The American College of Rheumatology (ACR) has released updated guidelines on pharmacologic and nonpharmacologic treatments for juvenile idiopathic arthritis.
The American College of Rheumatology (ACR) has released 2 updated guideline papers in the 2021 American College of Rheumatology Guideline for the Treatment of Juvenile Idiopathic Arthritis (JIA).
As stated in an ACR press release, one guideline provides updates on the pharmacologic management of JIA and focuses on therapeutic approaches for oligoarthritis, temporomandibular arthritis, and systemic JIA (sJIA) with and without macrophage activation syndrome. The other guideline focuses on recommendations for nonpharmacologic therapies, medication monitoring, immunizations, and imaging, regardless of JIA phenotype.
The last update, published in 2019 by the ACR and Arthritis Foundation, focused on the treatment of nonsystemic polyarthritis, sacroiliitis, enthesitis, and JIA-associated uveitis. Before that, the most recent updates were published in 2011 and 2013.
“As rheumatologists, our patients and caregivers expect us to review the literature and weigh the evidence so that we can suggest the best treatments, while also considering their preferences,” said Karen Onel, MD, chief of the Pediatric Rheumatology Division at Hospital for Special Surgery in New York and lead investigator of the guidelines. “The field has changed tremendously since the 2011 and 2013 efforts, so we needed to adapt our guidance to the times in order to offer our patients the most nimble and state-of-the-art care possible.”
One major update in the guideline on pharmacologic management of JIA was related to disease-modifying antirheumatic drug (DMARD) recommendations. DMARDs were not a part of JIA treatment for many years, but the 2021 guidelines emphasize early use of both synthetic and biologic DMARDs (bDMARDs), even encouraging bDMARDs as a first-line treatment for systemic JIA.
Further, this update now recommends against the use of glucocorticoids and nonsteroidal anti-inflammatory drugs, which were among the older treatments.
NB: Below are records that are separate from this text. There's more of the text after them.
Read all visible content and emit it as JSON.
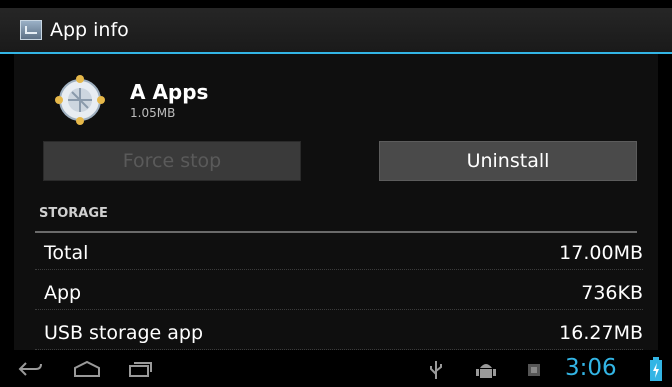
{
  "actionbar": {
    "title": "App info"
  },
  "app": {
    "name": "A Apps",
    "size": "1.05MB"
  },
  "buttons": {
    "force_stop": "Force stop",
    "uninstall": "Uninstall"
  },
  "storage": {
    "header": "STORAGE",
    "rows": [
      {
        "label": "Total",
        "value": "17.00MB"
      },
      {
        "label": "App",
        "value": "736KB"
      },
      {
        "label": "USB storage app",
        "value": "16.27MB"
      }
    ]
  },
  "statusbar": {
    "time": "3:06"
  },
  "colors": {
    "accent": "#33b5e5",
    "background": "#000000",
    "button": "#4a4a4a"
  },
  "icons": [
    "back-icon",
    "home-icon",
    "recent-apps-icon",
    "usb-icon",
    "android-debug-icon",
    "notification-icon",
    "battery-icon"
  ]
}
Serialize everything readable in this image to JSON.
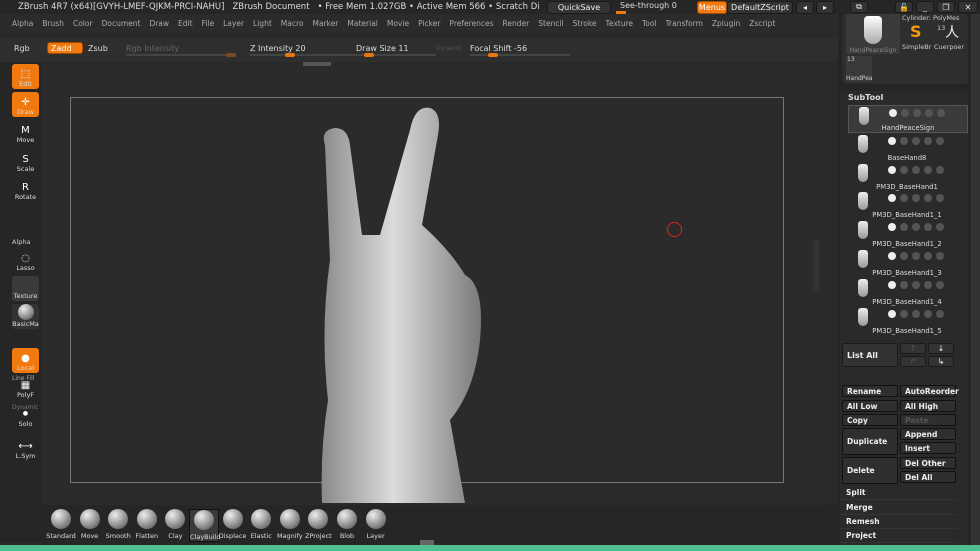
{
  "titlebar": {
    "app": "ZBrush 4R7 (x64)[GVYH-LMEF-QJKM-PRCI-NAHU]",
    "doc": "ZBrush Document",
    "mem": "• Free Mem 1.027GB • Active Mem 566 • Scratch Di",
    "quicksave": "QuickSave",
    "seethrough": "See-through  0",
    "menus": "Menus",
    "script": "DefaultZScript"
  },
  "menu": [
    "Alpha",
    "Brush",
    "Color",
    "Document",
    "Draw",
    "Edit",
    "File",
    "Layer",
    "Light",
    "Macro",
    "Marker",
    "Material",
    "Movie",
    "Picker",
    "Preferences",
    "Render",
    "Stencil",
    "Stroke",
    "Texture",
    "Tool",
    "Transform",
    "Zplugin",
    "Zscript"
  ],
  "toolbar": {
    "rgb": "Rgb",
    "zadd": "Zadd",
    "zsub": "Zsub",
    "rgb_intensity": "Rgb Intensity",
    "z_intensity": "Z Intensity 20",
    "draw_size": "Draw Size 11",
    "dynamic": "Dynamic",
    "focal_shift": "Focal Shift -56"
  },
  "left": {
    "edit": "Edit",
    "draw": "Draw",
    "move": "Move",
    "scale": "Scale",
    "rotate": "Rotate",
    "alpha": "Alpha",
    "lasso": "Lasso",
    "texture": "Texture",
    "material": "BasicMa",
    "local": "Local",
    "polyf": "PolyF",
    "line_fill": "Line Fill",
    "dynamic": "Dynamic",
    "solo": "Solo",
    "lsym": "L.Sym"
  },
  "brushes": [
    "Standard",
    "Move",
    "Smooth",
    "Flatten",
    "Clay",
    "ClayBuild",
    "Displace",
    "Elastic",
    "Magnify",
    "ZProject",
    "Blob",
    "Layer"
  ],
  "tool_palette": {
    "current": "HandPeaceSign",
    "cylinder": "Cylinder: PolyMes",
    "simple": "SimpleBr",
    "cuerpo": "Cuerpoer",
    "handpea": "HandPea",
    "count1": "13",
    "count2": "13"
  },
  "subtool": {
    "title": "SubTool",
    "items": [
      "HandPeaceSign",
      "BaseHand8",
      "PM3D_BaseHand1",
      "PM3D_BaseHand1_1",
      "PM3D_BaseHand1_2",
      "PM3D_BaseHand1_3",
      "PM3D_BaseHand1_4",
      "PM3D_BaseHand1_5"
    ],
    "list_all": "List All",
    "rename": "Rename",
    "autoreorder": "AutoReorder",
    "all_low": "All Low",
    "all_high": "All High",
    "copy": "Copy",
    "paste": "Paste",
    "duplicate": "Duplicate",
    "append": "Append",
    "insert": "Insert",
    "delete": "Delete",
    "del_other": "Del Other",
    "del_all": "Del All",
    "split": "Split",
    "merge": "Merge",
    "remesh": "Remesh",
    "project": "Project"
  },
  "colors": {
    "accent": "#f07a10",
    "border": "#4fbf8e"
  }
}
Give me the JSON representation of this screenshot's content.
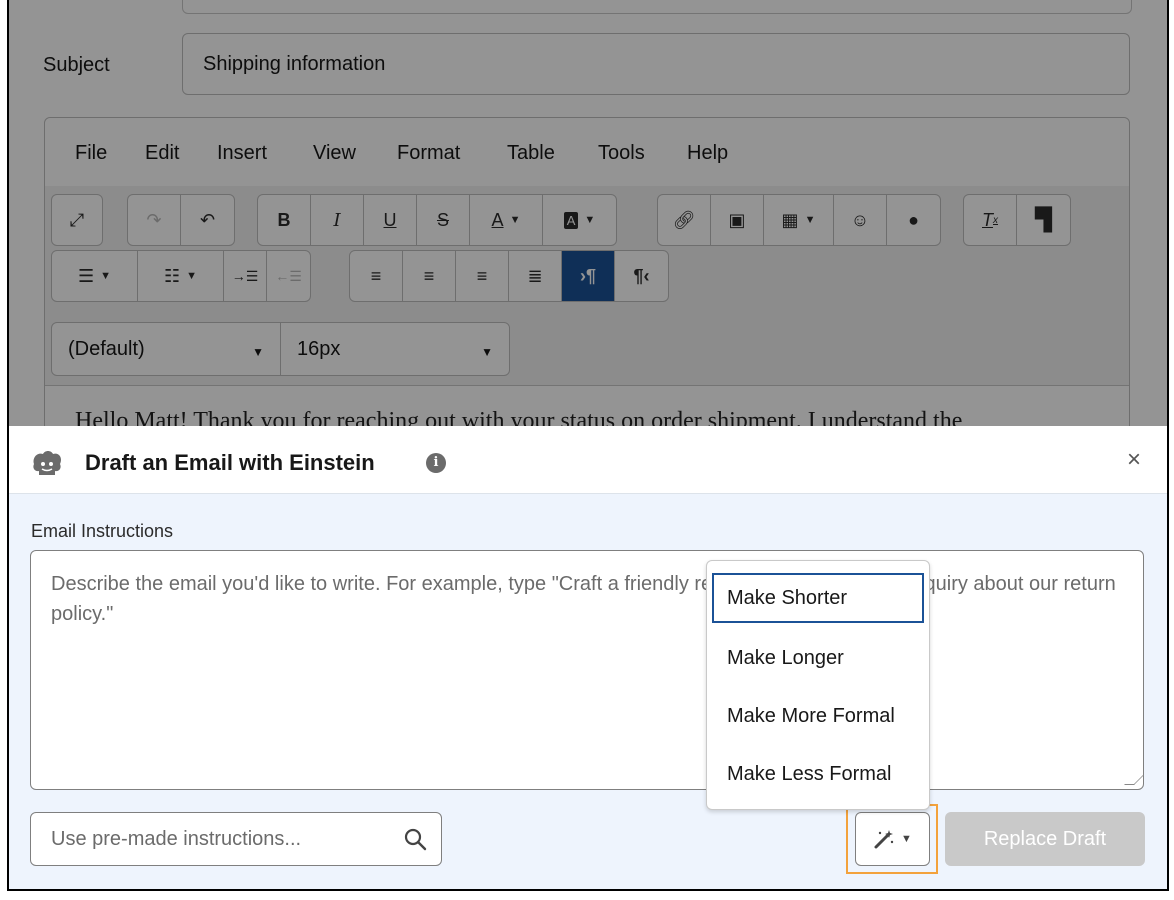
{
  "composer": {
    "subject_label": "Subject",
    "subject_value": "Shipping information",
    "menu": [
      "File",
      "Edit",
      "Insert",
      "View",
      "Format",
      "Table",
      "Tools",
      "Help"
    ],
    "toolbar": {
      "bold": "B",
      "italic": "I",
      "underline": "U",
      "strikethrough": "S",
      "text_color": "A",
      "bg_color": "A",
      "ltr": "¶",
      "rtl": "¶",
      "font_family": "(Default)",
      "font_size": "16px"
    },
    "body_text": "Hello Matt! Thank you for reaching out with your status on order shipment. I understand the"
  },
  "panel": {
    "title": "Draft an Email with Einstein",
    "info_icon": "i",
    "close_icon": "×",
    "instructions_label": "Email Instructions",
    "instructions_placeholder": "Describe the email you'd like to write. For example, type \"Craft a friendly response to a customer inquiry about our return policy.\"",
    "premade_placeholder": "Use pre-made instructions...",
    "replace_button": "Replace Draft"
  },
  "dropdown": {
    "items": [
      "Make Shorter",
      "Make Longer",
      "Make More Formal",
      "Make Less Formal"
    ],
    "focused_index": 0
  },
  "colors": {
    "accent": "#1b5297",
    "highlight_outline": "#f3a23c",
    "panel_bg": "#eef4fd",
    "disabled_button": "#c9c9c9"
  }
}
In the nonpharmacologic guidelines, 2 major updates include guidance on how to monitor drug toxicities for children with JIA, as well as the importance of immunization. This guidance also recommends physical and occupational therapy interventions and healthy, well-balanced, age-appropriate diets for individuals with JIA.
Overall, the guidelines stress the importance of shared decision-making between patients and caregivers.
“Not every decision will be appropriate for every patient, which is why it was so instrumental to receive input from both patients and caregivers when creating these recommendations,” Onel said.
Because none of the COVID-19 vaccines available at the time of publication are live vaccines, the guidelines said recommendations regarding COVID-19 vaccination among individuals with JIA should be similar to those of inactivated vaccines.
It is worth noting that these updated guidelines were being developed before and during the COVID-19 pandemic and during the development of COVID-19 vaccines, the ACR release stated.
At the time these guidelines were approved for publication, the Pfizer-BioNTech COVID-19 vaccine had FDA approval for adolescents aged 16 to 18 years and an emergency use authorization for children aged 5 to 15 years in the United States. Two new medications also received FDA approval while the guidelines were being developed.
“There were areas that we didn’t consider at the start that now belong,” Onel added. “The guidelines will have to be updated again. But that is a sign of a growing and changing field.”
The American College of Rheumatology releases two updated guidelines for treatment of juvenile idiopathic arthritis. News release. Newswise. March 3, 2022. Accessed March 8, 2022. https://www.newswise.com/articles/the-american-college-of-rheumatology-releases-two-updated-guidelines-for-treatment-of-juvenile-idiopathic-arthritis?